Thumping out a steady bass drone with your thumb lets you spin bluesy, single-note licks over the top with your fingers as an improvised alternative to the folkier-sounding alternating-bass style. The following examples should help you get coordinated in this steady-bass style. With a little work, you’ll be able to keep yourself entertained for hours on end.
Ex. 1 is about getting used to the roles your thumb and fingers are going to play. Ex. 1a gives you the steady bass in quarter notes on the low E string. In 1b, you pinch the high and low strings simultaneously on the downbeat, then continue to carry the bass for the next three beats. In 1c, pinch the high string on the first and third beats, always maintaining the bass with your thumb. In 1d, make the pinches on the first and second beats only, and in 1e on the first and fourth beats.
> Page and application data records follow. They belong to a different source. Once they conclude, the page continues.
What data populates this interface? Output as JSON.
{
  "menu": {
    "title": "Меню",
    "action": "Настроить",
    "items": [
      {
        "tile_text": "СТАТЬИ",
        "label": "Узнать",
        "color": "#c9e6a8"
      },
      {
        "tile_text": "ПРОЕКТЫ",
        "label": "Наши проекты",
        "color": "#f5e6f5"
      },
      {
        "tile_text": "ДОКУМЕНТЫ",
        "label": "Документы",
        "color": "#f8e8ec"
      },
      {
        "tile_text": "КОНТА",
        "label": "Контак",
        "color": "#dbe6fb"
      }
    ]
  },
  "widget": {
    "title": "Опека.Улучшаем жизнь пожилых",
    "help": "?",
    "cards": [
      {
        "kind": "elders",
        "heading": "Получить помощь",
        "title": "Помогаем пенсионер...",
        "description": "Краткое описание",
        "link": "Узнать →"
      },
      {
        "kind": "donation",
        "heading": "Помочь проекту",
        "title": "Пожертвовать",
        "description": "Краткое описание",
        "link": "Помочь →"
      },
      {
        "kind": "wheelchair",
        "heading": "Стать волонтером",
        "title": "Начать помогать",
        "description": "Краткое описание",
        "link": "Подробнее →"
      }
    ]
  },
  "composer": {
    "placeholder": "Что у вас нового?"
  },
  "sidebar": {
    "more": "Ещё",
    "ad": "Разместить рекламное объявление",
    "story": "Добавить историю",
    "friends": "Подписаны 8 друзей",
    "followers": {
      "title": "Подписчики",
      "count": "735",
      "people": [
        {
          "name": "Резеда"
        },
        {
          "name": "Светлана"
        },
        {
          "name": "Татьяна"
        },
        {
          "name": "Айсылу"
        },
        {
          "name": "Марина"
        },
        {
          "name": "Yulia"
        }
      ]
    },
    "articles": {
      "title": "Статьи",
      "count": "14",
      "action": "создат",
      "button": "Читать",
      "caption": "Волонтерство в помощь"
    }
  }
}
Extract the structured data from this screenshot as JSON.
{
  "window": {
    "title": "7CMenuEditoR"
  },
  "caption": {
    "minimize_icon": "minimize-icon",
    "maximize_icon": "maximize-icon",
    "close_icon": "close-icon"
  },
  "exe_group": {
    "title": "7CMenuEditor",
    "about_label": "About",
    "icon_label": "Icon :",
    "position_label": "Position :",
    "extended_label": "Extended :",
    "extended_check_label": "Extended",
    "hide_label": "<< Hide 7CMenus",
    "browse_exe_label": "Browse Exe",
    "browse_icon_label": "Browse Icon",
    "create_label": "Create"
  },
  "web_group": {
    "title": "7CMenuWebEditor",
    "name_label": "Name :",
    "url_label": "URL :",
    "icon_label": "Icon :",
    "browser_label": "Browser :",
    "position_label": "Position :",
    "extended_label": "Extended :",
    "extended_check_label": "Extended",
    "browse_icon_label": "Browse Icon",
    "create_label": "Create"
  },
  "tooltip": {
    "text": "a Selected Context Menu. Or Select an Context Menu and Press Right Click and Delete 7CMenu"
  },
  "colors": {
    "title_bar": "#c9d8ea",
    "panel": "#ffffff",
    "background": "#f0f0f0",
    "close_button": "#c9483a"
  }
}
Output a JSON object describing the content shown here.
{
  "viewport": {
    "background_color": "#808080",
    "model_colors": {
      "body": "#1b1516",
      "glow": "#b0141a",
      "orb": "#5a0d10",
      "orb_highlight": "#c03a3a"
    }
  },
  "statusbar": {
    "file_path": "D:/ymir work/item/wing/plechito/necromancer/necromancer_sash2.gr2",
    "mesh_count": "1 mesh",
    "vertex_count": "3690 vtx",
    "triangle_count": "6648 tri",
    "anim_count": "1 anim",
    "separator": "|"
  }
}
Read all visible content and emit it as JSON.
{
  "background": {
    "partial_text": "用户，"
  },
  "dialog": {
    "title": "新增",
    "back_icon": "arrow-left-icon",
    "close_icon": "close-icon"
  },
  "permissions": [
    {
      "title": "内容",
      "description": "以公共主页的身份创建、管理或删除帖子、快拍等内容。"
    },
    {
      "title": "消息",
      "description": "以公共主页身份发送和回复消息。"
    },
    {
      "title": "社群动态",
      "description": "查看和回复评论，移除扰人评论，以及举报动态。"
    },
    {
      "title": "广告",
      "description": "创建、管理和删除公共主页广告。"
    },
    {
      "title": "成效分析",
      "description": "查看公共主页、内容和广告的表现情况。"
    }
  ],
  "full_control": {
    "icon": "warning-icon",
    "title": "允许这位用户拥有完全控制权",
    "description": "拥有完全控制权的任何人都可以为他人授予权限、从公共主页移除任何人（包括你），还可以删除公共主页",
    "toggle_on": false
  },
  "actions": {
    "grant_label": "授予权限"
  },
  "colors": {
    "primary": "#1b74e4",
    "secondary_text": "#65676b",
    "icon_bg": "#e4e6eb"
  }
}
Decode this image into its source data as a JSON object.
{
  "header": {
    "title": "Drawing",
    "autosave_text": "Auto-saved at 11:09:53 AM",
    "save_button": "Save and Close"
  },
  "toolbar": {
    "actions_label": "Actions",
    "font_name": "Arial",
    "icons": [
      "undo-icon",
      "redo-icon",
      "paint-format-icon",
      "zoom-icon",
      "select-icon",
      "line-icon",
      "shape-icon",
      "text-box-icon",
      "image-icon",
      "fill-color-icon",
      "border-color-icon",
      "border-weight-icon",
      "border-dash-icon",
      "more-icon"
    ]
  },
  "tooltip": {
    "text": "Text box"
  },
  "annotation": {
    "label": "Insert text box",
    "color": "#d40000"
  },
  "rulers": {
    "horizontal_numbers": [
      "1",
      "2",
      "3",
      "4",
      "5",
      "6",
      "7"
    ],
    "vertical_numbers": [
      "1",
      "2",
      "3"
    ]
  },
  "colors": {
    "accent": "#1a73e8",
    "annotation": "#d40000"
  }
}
Ex. 2 introduces the idea of eighth-note syncopation. Make the first pinch on the downbeat, and then repeat the note–that second note on the high string falls between the first and second beats. Examples 2b through 2e introduce fretted notes on the B string and involve similar eighth-note syncopations throughout each bar. You can practice each of these examples as a continuous loop: keep the steady bass going and just keep playing the one-bar lick on top over and over until it feels comfortable (or until your roommate/spouse/significant other threatens to do mean things to your guitar with a wire cutter if you don’t knock it off).
Excerpted from Best Private Lessons